On Iran, President Obama and his new advisors are likely to give themselves another grace period to revisit diplomatic efforts with Islamic Republic, now that Iranian officials are admitting publicly that the bite of the international sanctions is seriously hurting the economy. This will be done in conjunction with finding more ways to tighten the economic noose and the use of cyber war and other unconventional ways to undermine Iran’s nuclear program. This approach will not sit well with Israel or with the Arab Gulf states.
Unlike the beginning of his first term in office, where president Obama was eager to revive the ‘peace process’ between Arabs and Israelis, and transcend the painful legacies of the Iraq war and the ‘war on terrorism’ by pursuing a ‘new beginning’ with the Muslim world, there are no indications that this will be among the top priorities of Obama’s second term. Some even expect a return to a quite ‘benign neglect’ phase. But as recent history shows, it is a matter of time before the tensions in the Levant drag the U.S. once again and force it to play the role of the indispensable peacemaker. In this eventuality, it is useful to remember that members of America’s top quartet have shown in the past their frustration with Israeli policies, and voiced publicly and privately strong criticism against Israeli settlement activities in the Palestinian occupied territories. During the first confrontation between the Obama administration and the Netanyahu government, Kerry is said to have told secretary of state Hillary Clinton ‘we should put on our flak jackets and prepare ourselves…” Next time when the Arab-Israeli conflict imposes itself on the U.S. the Israeli government is likely to find itself facing a harder line from the American quartet.

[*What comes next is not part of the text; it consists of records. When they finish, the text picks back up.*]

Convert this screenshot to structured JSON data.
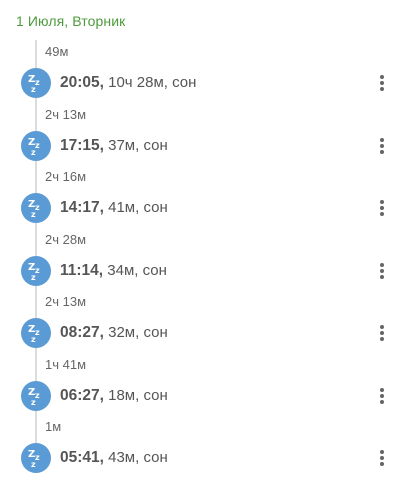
{
  "day": {
    "title": "1 Июля, Вторник"
  },
  "entries": [
    {
      "gap": "49м",
      "time": "20:05,",
      "detail": "10ч 28м, сон"
    },
    {
      "gap": "2ч 13м",
      "time": "17:15,",
      "detail": "37м, сон"
    },
    {
      "gap": "2ч 16м",
      "time": "14:17,",
      "detail": "41м, сон"
    },
    {
      "gap": "2ч 28м",
      "time": "11:14,",
      "detail": "34м, сон"
    },
    {
      "gap": "2ч 13м",
      "time": "08:27,",
      "detail": "32м, сон"
    },
    {
      "gap": "1ч 41м",
      "time": "06:27,",
      "detail": "18м, сон"
    },
    {
      "gap": "1м",
      "time": "05:41,",
      "detail": "43м, сон"
    }
  ],
  "icons": {
    "entry_icon": "sleep-zz-icon",
    "menu_icon": "more-vertical-icon"
  },
  "colors": {
    "header": "#4e9a3c",
    "icon_bg": "#5b9bd5"
  }
}
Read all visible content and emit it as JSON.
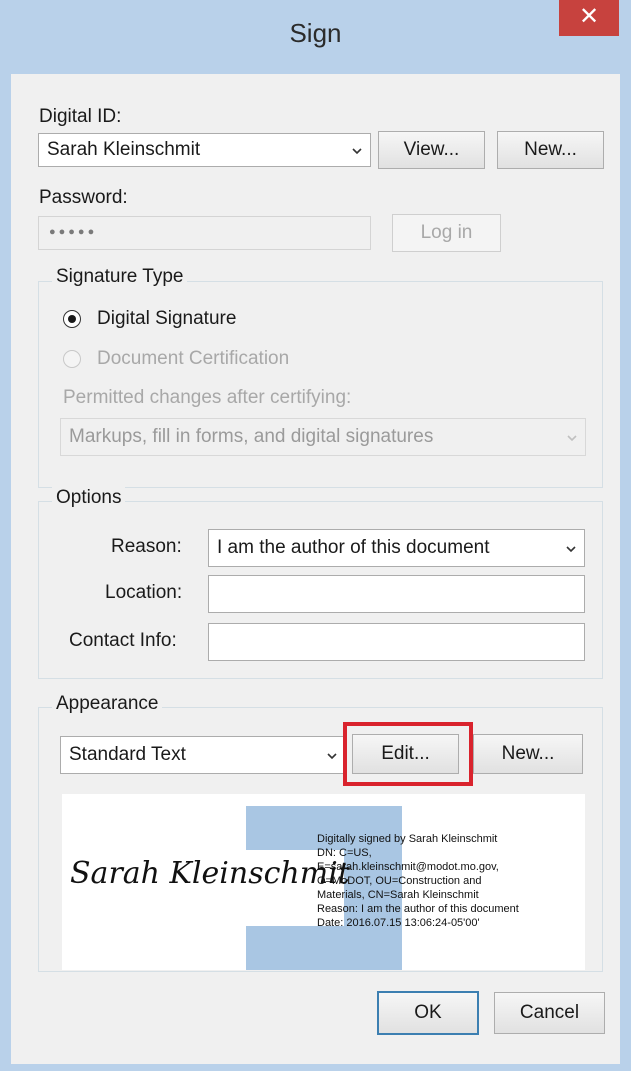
{
  "window": {
    "title": "Sign",
    "close_glyph": "✕"
  },
  "digital_id": {
    "label": "Digital ID:",
    "selected": "Sarah Kleinschmit",
    "view_label": "View...",
    "new_label": "New..."
  },
  "password": {
    "label": "Password:",
    "value": "●●●●●",
    "login_label": "Log in"
  },
  "signature_type": {
    "legend": "Signature Type",
    "digital_signature_label": "Digital Signature",
    "document_certification_label": "Document Certification",
    "permitted_changes_label": "Permitted changes after certifying:",
    "permitted_changes_value": "Markups, fill in forms, and digital signatures"
  },
  "options": {
    "legend": "Options",
    "reason_label": "Reason:",
    "reason_value": "I am the author of this document",
    "location_label": "Location:",
    "location_value": "",
    "contact_label": "Contact Info:",
    "contact_value": ""
  },
  "appearance": {
    "legend": "Appearance",
    "selected": "Standard Text",
    "edit_label": "Edit...",
    "new_label": "New...",
    "preview_signature": "Sarah Kleinschmit",
    "preview_text": "Digitally signed by Sarah Kleinschmit\nDN: C=US,\nE=sarah.kleinschmit@modot.mo.gov,\nO=MoDOT, OU=Construction and\nMaterials, CN=Sarah Kleinschmit\nReason: I am the author of this document\nDate: 2016.07.15 13:06:24-05'00'"
  },
  "footer": {
    "ok_label": "OK",
    "cancel_label": "Cancel"
  },
  "colors": {
    "frame": "#b9d1ea",
    "close": "#c7423e",
    "highlight": "#d9232d",
    "watermark": "#a9c6e3"
  },
  "icons": {
    "dropdown": "chevron-down-icon",
    "close": "close-icon"
  }
}
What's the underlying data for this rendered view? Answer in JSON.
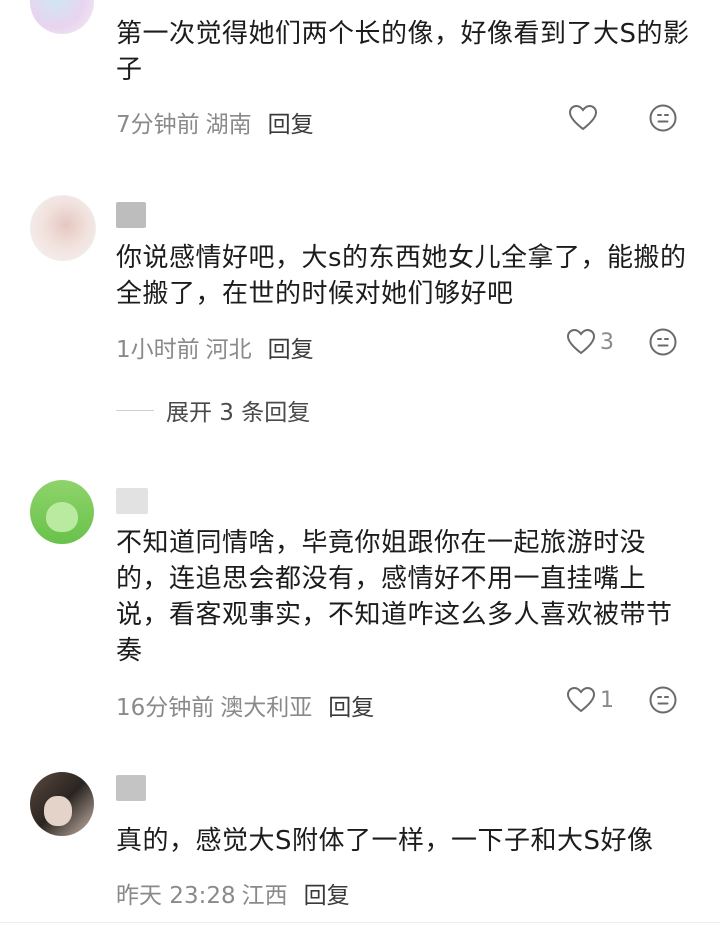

Hisham Melhem is the bureau chief of Al Arabiya News Channel in Washington, DC. Melhem has interviewed many American and international public figures, including Presidents Barack Obama and George W. Bush, Secretaries of State Colin Powell and Condoleezza Rice, Secretary of Defense Robert Gates, and Chairman of the Joint Chiefs of Staff Admiral Mike Mullen, among others. Melhem speaks regularly at college campuses, think tanks and interest groups on U.S.-Arab relations, political Islam, intra-Arab relations, Arab-Israeli issues, media in the Arab World, Arab images in American media , U.S. public policies and other related topics. He is also the correspondent for Annahar, the leading Lebanese daily. For four years he hosted "Across the Ocean," a weekly current affairs program on U.S.-Arab relations for Al Arabiya. Follow him on Twitter : @hisham_melhem